Two new texts on Brexit

26th February 2020

There are two new important texts of interest to those following Brexit.


The first are the latest negotiation guidelines of the European Union.

As with the lead-up to the withdrawal agreement, the detail of the European Union’s published position will probably be the best single source for understanding both what will happen next and what the final agreement will look like.

This is not to say that is a complete source: politics and circumstances will make a difference, and there is – as with the exit arrangements – a non-trivial risk of no deal.

But even taking account of such contingencies, the directives are the best place to start.


The other text is a speech by the United Kingdom negotiator David Frost.

There is a lot in the speech to dismiss – but there are some fascinating passages too.

And the overall importance of the speech is perhaps not  in any of its components but in the very fact of its existence: a serious and no doubt sincere attempt by an official to set out the post-Brexit vision of the United Kingdom government.

This blog will look carefully at both texts in the next few days, as both documents reward careful attention.


Thank you for visiting this law and policy blog.

I will be spending less time on Twitter in 2020 as I want to move back into longer-form writing – in particular examining and commenting on key texts and other developments.

If you value this free-to-read and independent constitutional, legal and policy commentary, you can follow and support this blog by:

  • subscribing to this blog, there is subscription box above (on an internet browser) or on a pulldown list (on mobile); 
  • becoming a Patreon subscriber.


Comments are welcome but pre-moderated, and so comments will not be published if irksome. 

5 thoughts on “Two new texts on Brexit”

  1. Hi David

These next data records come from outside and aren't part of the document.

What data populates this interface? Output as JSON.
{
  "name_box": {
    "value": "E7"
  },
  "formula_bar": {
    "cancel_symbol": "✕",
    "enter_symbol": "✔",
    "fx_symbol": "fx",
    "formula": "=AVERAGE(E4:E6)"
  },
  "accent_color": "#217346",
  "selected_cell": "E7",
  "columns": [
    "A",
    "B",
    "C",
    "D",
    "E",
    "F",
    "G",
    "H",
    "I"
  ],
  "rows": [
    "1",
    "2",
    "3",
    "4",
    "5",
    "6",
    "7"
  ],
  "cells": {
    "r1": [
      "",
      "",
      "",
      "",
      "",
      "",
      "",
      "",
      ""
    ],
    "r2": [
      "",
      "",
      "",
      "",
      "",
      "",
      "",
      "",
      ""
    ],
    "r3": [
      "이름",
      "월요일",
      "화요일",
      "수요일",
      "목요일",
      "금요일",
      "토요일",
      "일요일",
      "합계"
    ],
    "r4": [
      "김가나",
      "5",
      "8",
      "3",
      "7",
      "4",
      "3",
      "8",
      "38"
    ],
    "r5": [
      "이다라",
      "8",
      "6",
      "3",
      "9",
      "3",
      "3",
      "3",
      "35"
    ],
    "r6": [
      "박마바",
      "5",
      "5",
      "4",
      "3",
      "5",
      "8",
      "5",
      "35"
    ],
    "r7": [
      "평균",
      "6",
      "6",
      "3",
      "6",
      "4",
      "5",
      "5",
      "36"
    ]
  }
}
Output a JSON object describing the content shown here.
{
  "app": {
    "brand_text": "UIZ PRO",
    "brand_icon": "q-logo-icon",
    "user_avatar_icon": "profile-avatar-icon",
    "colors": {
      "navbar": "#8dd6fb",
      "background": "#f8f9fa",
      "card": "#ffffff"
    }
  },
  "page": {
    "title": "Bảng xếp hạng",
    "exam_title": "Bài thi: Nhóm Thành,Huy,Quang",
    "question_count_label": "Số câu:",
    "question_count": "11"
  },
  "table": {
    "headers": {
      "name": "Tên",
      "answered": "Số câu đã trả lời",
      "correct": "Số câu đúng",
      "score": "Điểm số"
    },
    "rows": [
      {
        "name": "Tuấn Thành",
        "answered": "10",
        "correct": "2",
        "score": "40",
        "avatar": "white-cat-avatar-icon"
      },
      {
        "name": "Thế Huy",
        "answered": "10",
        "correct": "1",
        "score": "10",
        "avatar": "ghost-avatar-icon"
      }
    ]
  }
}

    Look forward to these posts. If you haven’t already (which I doubt), it might be interesting for you also to consider the shift in position that David Frost has made from June 2016 ( to his speech the other day – which I’d summarise as from ‘pragmatic business-oriented Tory’ to ‘full-on cargo cultist’ – if you’ll pardon my hyperbole.

  2. The EU guidelines follow the Political Declaration and are consistent with previous statements of intent. Frost seems to be speaking to the UK public and is consistent with the more moderate wing of the ERG. Not hard to guess what will happen. The immovable object tends to win. I do not see any way in which the EU side can compromise. Given the UK government’s large majority, the most likely solutions are: (1) doing what the EU wants (and there is some room for fine tuning) and (2) leaving in a confrontational manner. Mr Frost (given hist intimate knowledge of EU processes) will have to find small trophies, make them look valuable and hide whatever could be used as ammunition by the demagogues (the ones still standing). That will be quite difficult. Silencing the demagogues may be easier. Assuming responsible government.

  3. Dear David:
    Off the top on a first read; why have arts of editing died? Does Mr. Frost believe that his thoughts were so obvious in their conceptual merit that errors of syntax, grammar, spelling, or punctuation do not matter and will not distract his readers? It seems that the Prime Minister’s Greenwich speech suffered from the same approach.
    I will now read M. Bernier’s opening position and then look forward to your comparative analysis of the pair of documents.
    Kind regards (and thanks for your efforts)


  4. Dear David:

    Not a reply but really a further immediate thought on Mr. Frost’s speech flows from my musings on your blog last year. I wondered then whether you thought that the Good Friday Accord’s terms might rise to the level of being embedded as a “constitutional document” in the Canadian sense. Mr. Frost confidently sweeps past any possible complications of either a reunification referendum in Ireland or an affirmative independence referendum in Scotland. Either might bring the “supremacy of Parliament” proclaimed in the U. K. Brexit legislation under some question, qualification, or limitation. The Good Friday Accord as an agreement among sovereign states might seem to be particularly troublesome.


Leave a Reply

Your email address will not be published. Required fields are marked *

This site uses Akismet to reduce spam. Learn how your comment data is processed.